UPDATED OCT 24, 2019
Whether you’re looking for marathon training across a bridge, a jogging date alongside a river, or some hill work (it is Pittsburgh, after all), we’ve got a running route for you.
Frick Park is a 644 acres of an all-terrain running adventure. With beautifully maintained trails, environmental ambiance, and an off-leash area for your four-legged running buddy, Frick Park is an urban escape for experienced runners and outdoorsy joggers alike.
Prepare to get lost in over 24 miles of Pittsburgh history. The Three Rivers Heritage Trail is a combination of the best running, walking, and biking trails throughout the city, connecting neighborhoods, sights, sounds, and cultures.
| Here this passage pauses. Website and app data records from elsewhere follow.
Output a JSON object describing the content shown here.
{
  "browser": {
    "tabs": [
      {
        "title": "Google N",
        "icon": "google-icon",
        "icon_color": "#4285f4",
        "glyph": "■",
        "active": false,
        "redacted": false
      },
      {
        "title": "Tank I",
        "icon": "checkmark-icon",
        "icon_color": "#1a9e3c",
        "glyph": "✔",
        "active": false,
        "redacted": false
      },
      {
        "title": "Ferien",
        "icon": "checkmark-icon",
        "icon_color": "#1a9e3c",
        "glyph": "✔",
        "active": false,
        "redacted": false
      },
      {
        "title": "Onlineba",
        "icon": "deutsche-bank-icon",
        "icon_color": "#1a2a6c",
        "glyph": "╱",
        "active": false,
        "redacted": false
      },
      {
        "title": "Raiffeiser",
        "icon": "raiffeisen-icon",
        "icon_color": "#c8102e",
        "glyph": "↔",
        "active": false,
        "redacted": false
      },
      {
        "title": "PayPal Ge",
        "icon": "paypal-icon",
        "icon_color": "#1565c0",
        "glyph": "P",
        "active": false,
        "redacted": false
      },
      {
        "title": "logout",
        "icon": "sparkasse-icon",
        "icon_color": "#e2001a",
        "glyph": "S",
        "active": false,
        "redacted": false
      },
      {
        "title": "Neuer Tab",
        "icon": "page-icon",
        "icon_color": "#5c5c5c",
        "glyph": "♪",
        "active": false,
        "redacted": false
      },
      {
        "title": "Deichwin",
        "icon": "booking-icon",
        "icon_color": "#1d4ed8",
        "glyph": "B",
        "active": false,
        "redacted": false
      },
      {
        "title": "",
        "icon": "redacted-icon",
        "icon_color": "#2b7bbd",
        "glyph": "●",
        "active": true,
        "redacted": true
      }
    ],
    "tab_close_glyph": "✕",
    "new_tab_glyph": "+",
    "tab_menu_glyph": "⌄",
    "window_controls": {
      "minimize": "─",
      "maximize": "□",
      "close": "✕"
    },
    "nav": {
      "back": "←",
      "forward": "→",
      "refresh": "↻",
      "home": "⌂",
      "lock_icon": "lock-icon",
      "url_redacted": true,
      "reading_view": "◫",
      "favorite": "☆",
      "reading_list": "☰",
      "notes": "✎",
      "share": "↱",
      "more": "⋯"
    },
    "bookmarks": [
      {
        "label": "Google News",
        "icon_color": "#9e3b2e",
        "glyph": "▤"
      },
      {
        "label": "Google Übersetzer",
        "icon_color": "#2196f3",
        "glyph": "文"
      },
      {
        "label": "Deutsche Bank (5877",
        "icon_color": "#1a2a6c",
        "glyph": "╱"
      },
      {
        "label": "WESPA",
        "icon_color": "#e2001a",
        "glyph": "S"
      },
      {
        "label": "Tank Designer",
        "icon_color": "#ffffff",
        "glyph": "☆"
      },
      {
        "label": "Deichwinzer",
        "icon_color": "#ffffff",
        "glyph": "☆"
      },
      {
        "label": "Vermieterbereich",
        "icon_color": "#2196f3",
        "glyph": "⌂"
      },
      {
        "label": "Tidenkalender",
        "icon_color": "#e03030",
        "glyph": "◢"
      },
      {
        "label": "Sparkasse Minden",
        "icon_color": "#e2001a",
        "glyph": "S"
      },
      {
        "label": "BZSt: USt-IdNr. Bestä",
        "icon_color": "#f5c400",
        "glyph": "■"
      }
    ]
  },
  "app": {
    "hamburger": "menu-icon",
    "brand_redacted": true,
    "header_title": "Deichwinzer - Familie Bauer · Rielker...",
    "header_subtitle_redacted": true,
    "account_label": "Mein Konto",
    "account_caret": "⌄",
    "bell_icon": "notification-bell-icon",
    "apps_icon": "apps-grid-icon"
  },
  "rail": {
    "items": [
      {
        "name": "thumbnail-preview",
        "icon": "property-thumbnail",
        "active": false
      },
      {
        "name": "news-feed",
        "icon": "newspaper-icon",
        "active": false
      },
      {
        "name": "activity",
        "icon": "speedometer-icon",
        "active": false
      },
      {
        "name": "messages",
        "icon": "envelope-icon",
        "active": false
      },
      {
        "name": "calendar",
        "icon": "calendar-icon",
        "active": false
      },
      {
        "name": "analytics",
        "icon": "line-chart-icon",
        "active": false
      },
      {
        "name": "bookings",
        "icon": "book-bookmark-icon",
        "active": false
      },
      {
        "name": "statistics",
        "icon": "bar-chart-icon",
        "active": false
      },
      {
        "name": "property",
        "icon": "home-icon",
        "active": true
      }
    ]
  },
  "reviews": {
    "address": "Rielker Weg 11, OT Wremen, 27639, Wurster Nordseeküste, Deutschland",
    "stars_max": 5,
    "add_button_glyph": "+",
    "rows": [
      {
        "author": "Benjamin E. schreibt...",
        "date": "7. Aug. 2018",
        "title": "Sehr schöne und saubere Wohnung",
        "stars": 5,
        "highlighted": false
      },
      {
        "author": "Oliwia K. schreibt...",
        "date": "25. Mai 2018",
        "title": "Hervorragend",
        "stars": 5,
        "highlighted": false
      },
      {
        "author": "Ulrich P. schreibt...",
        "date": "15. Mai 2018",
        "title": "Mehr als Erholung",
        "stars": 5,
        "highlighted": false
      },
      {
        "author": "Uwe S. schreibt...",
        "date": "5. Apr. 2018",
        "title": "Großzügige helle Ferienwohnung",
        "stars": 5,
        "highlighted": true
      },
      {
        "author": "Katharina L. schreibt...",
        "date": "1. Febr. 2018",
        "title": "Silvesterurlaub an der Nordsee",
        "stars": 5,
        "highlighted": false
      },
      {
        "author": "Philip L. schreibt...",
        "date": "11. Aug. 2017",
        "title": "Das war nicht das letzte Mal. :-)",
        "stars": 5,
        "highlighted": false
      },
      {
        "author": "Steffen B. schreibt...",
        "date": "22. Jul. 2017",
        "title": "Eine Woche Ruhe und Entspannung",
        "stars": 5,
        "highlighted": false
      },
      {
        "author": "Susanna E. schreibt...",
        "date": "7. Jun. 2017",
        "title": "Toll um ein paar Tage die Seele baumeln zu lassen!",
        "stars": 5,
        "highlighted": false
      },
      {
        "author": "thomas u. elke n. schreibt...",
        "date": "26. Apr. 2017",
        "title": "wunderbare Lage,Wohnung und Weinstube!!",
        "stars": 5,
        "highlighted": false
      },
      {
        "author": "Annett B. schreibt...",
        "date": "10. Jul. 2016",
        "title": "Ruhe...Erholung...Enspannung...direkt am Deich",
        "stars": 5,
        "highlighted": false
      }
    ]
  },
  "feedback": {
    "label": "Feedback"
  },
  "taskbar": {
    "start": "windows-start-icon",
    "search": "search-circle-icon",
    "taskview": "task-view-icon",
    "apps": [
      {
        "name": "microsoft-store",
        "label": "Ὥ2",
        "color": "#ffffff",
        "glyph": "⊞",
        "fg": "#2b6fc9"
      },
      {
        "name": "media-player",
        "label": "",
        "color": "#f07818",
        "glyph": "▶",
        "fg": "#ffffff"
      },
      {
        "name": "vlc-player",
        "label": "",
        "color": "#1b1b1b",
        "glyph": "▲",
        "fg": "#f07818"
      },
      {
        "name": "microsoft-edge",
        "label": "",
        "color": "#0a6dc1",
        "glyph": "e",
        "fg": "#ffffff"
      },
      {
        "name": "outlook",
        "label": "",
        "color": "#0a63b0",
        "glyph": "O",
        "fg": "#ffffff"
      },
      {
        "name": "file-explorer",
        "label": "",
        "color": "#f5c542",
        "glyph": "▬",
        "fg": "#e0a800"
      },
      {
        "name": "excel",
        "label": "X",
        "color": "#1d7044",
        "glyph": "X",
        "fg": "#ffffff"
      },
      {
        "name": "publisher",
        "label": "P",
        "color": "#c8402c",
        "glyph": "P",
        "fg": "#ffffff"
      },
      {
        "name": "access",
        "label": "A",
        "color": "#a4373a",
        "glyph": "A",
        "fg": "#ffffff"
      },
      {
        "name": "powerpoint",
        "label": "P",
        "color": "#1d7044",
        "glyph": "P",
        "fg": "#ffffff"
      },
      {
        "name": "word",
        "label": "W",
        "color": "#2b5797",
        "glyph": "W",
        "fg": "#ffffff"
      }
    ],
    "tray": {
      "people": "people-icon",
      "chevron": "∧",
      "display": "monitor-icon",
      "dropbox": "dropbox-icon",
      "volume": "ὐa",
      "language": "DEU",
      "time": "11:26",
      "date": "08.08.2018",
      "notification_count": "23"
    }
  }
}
North Shore Trail, Millvale Trail, Eliza Furnace Trail, South Side Steel Valley Trail, and more are all part of this awesome network of paved wonderland, maintained by Friends of the Riverfront.
The South Side Riverfront Trail is a beautiful spot for an after-work run when the sun is shining. But since it's such a perfect running trail, be prepared to share the riverside trail through the South Side with fellow joggers, rollerbladers, bikers, and dogs. Starting at 9th Street Station Square and ending five miles later at Riverfront Park, 18th Street South Side, you can lounge on the lawn or meet friends at the open air beer garden at Hofbrauhaus.
Skip the flight, and take a jog all the way to Maryland. All you have to do is hop on the start of the Great Allegheny Passage (aka GAP Trail) in the South Side. This car-less and woodsy 150-mile trail was built along former railways, rich with Pennsylvania history. Take in the PA wilderness as you crunch across the crushed limestone course and camp alongside the route.
When you run Riverview Park, you’ve got options. This 251-acre woodland boasts steep hillside trails for hikers and joggers, and a popular paved two-mile loop for road racers. Step outside the city to the Perry North neighborhood, and you can pretty much count on having the trail to yourself for a quick jaunt or lengthy run. Spiral around the trails and paths, then take a seat on the lawn of Observatory Hill for live jazz music, played every Saturday night during the summer.
North Park is known for everything from paddle-boarding to picnics, running trails included. Try the North Park Lake Trail, a five-mile loop around the lake that features it’s own pedestrian and bicycle lanes. It’s perfect for all speeds — walkers, joggers, runners, sprinters, and even strollers! There are also plenty of trails for those who’d much rather go off-roading.
Looking for a good place to get active? Try 456 acres of trail, woodland, and running bliss on for size. Schenley Park in Oakland is packed with the rolling hills and steep climbs that make up the Susan G. Komen Race for the Cure 5k route. If you’re up for the challenge, you’ll be rewarded with a refreshing and revitalizing romp through the woods.
The Montour Trail is another spot built on history. Intended as a railroad to move coal from mines in Mifflin and Library to the hotbed of the steel activity in Pittsburgh, the road was repurposed to become one of the best biking and hiking trails in the region. It’s a rural 50-plus mile trail full of dark tunnels, smooth terrain, and wooden bridges. The trail spans from Coraopolis to Clairton and features the trail-side coffee and ice cream shops of Arrowhead Trail in Peters Township, which makes for the perfect refreshment for a hot summer run.
Getting restless at your desk? Bring your sneakers, and go for a post-work run right out of the city onto the Eliza Furnace Trail. Called the “Jail Trail”, this paved wonder winds past the Allegheny County Jail, right between Second Ave. and the Parkway East. Get lost in old Pittsburgh signage from the steel days and other skyline sights.
Ever get so lost in a run, you don’t even know where you ran? We know the feeling. And if you start on the South Side’s Riverfront Trail, you may just end up on the Steel Valley Trail in a blink of the eye. The route has Pennsylvania steel roots and winds with the railroad all the way to McKees Point at McKeesport and Clairton. While you jog, don’t be surprised to catch the distinct Potato Patch Fry smell, as the trail wraps around Kennywood on the way to the Waterfront.
Whether you’re planning a casual jog or looking to break a sweat, Highland Park provides the space and amenities to achieve both. Take in the reservoirs, sculptures, and gardens while walking through the park. If you’re running, opt for the Reservoir Loop—It’s a cool 2.5-mile loop where you can really pile on the laps.